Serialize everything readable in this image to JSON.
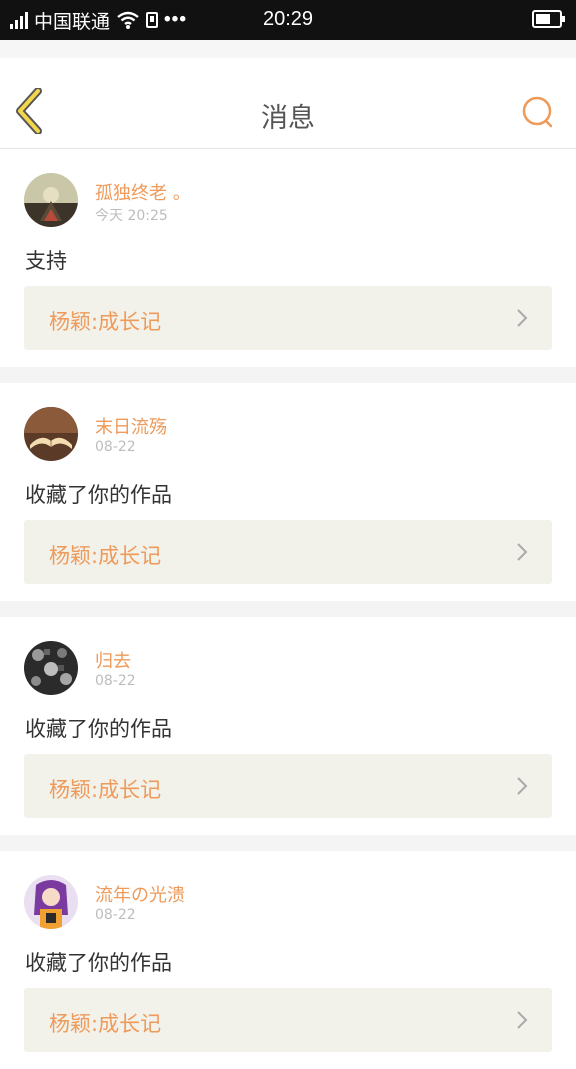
{
  "status_bar": {
    "carrier": "中国联通",
    "time": "20:29",
    "more": "•••"
  },
  "header": {
    "title": "消息",
    "back_icon": "chevron-left-icon",
    "search_icon": "search-icon"
  },
  "colors": {
    "accent": "#ee9a5a",
    "card_bg": "#f2f2ea"
  },
  "messages": [
    {
      "user": "孤独终老 。",
      "time": "今天 20:25",
      "text": "支持",
      "work_title": "杨颖:成长记"
    },
    {
      "user": "末日流殇",
      "time": "08-22",
      "text": "收藏了你的作品",
      "work_title": "杨颖:成长记"
    },
    {
      "user": "归去",
      "time": "08-22",
      "text": "收藏了你的作品",
      "work_title": "杨颖:成长记"
    },
    {
      "user": "流年の光溃",
      "time": "08-22",
      "text": "收藏了你的作品",
      "work_title": "杨颖:成长记"
    }
  ]
}
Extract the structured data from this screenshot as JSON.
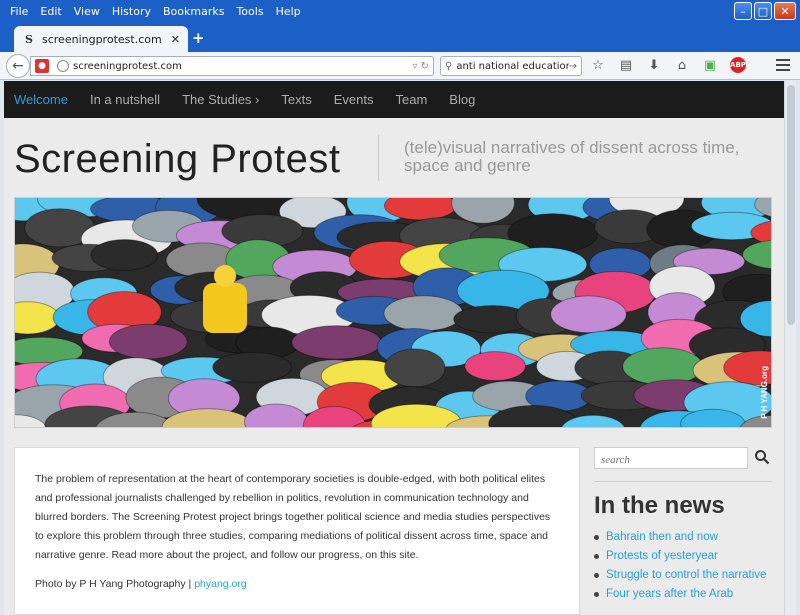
{
  "browser": {
    "menu": [
      "File",
      "Edit",
      "View",
      "History",
      "Bookmarks",
      "Tools",
      "Help"
    ],
    "tab_title": "screeningprotest.com",
    "tab_favicon": "S",
    "url": "screeningprotest.com",
    "search_text": "anti national education prot",
    "window_controls": [
      "minimize-icon",
      "maximize-icon",
      "close-icon"
    ],
    "toolbar_icons": [
      "bookmark-star-icon",
      "reading-list-icon",
      "download-icon",
      "home-icon",
      "sync-icon",
      "adblock-icon",
      "menu-icon"
    ]
  },
  "site": {
    "nav": [
      "Welcome",
      "In a nutshell",
      "The Studies ›",
      "Texts",
      "Events",
      "Team",
      "Blog"
    ],
    "active_nav": "Welcome",
    "title": "Screening Protest",
    "tagline": "(tele)visual narratives of dissent across time, space and genre",
    "hero_credit": "P H YANG.org",
    "intro": {
      "paragraph": "The problem of representation at the heart of contemporary societies is double-edged, with both political elites and professional journalists challenged by rebellion in politics, revolution in communication technology and blurred borders. The Screening Protest project brings together political science and media studies perspectives to explore this problem through three studies, comparing mediations of political dissent across time, space and narrative genre. Read more about the project, and follow our progress, on this site.",
      "photo_credit_prefix": "Photo by P H Yang Photography |",
      "photo_credit_link": "phyang.org"
    },
    "sidebar": {
      "search_placeholder": "search",
      "news_heading": "In the news",
      "news_items": [
        "Bahrain then and now",
        "Protests of yesteryear",
        "Struggle to control the narrative",
        "Four years after the Arab"
      ]
    },
    "colors": {
      "accent": "#2a9fd6",
      "navbar": "#1b1b1b"
    }
  }
}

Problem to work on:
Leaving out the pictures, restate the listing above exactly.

Solution for this task:
Serialize everything readable in this image to JSON.
{
  "status_bar": {
    "carrier": "中国联通",
    "time": "20:29",
    "more": "•••"
  },
  "header": {
    "title": "消息",
    "back_icon": "chevron-left-icon",
    "search_icon": "search-icon"
  },
  "colors": {
    "accent": "#ee9a5a",
    "card_bg": "#f2f2ea"
  },
  "messages": [
    {
      "user": "孤独终老 。",
      "time": "今天 20:25",
      "text": "支持",
      "work_title": "杨颖:成长记"
    },
    {
      "user": "末日流殇",
      "time": "08-22",
      "text": "收藏了你的作品",
      "work_title": "杨颖:成长记"
    },
    {
      "user": "归去",
      "time": "08-22",
      "text": "收藏了你的作品",
      "work_title": "杨颖:成长记"
    },
    {
      "user": "流年の光溃",
      "time": "08-22",
      "text": "收藏了你的作品",
      "work_title": "杨颖:成长记"
    }
  ]
}
Extract the structured data from this screenshot as JSON.
{
  "browser": {
    "menu": [
      "File",
      "Edit",
      "View",
      "History",
      "Bookmarks",
      "Tools",
      "Help"
    ],
    "tab_title": "screeningprotest.com",
    "tab_favicon": "S",
    "url": "screeningprotest.com",
    "search_text": "anti national education prot",
    "window_controls": [
      "minimize-icon",
      "maximize-icon",
      "close-icon"
    ],
    "toolbar_icons": [
      "bookmark-star-icon",
      "reading-list-icon",
      "download-icon",
      "home-icon",
      "sync-icon",
      "adblock-icon",
      "menu-icon"
    ]
  },
  "site": {
    "nav": [
      "Welcome",
      "In a nutshell",
      "The Studies ›",
      "Texts",
      "Events",
      "Team",
      "Blog"
    ],
    "active_nav": "Welcome",
    "title": "Screening Protest",
    "tagline": "(tele)visual narratives of dissent across time, space and genre",
    "hero_credit": "P H YANG.org",
    "intro": {
      "paragraph": "The problem of representation at the heart of contemporary societies is double-edged, with both political elites and professional journalists challenged by rebellion in politics, revolution in communication technology and blurred borders. The Screening Protest project brings together political science and media studies perspectives to explore this problem through three studies, comparing mediations of political dissent across time, space and narrative genre. Read more about the project, and follow our progress, on this site.",
      "photo_credit_prefix": "Photo by P H Yang Photography |",
      "photo_credit_link": "phyang.org"
    },
    "sidebar": {
      "search_placeholder": "search",
      "news_heading": "In the news",
      "news_items": [
        "Bahrain then and now",
        "Protests of yesteryear",
        "Struggle to control the narrative",
        "Four years after the Arab"
      ]
    },
    "colors": {
      "accent": "#2a9fd6",
      "navbar": "#1b1b1b"
    }
  }
}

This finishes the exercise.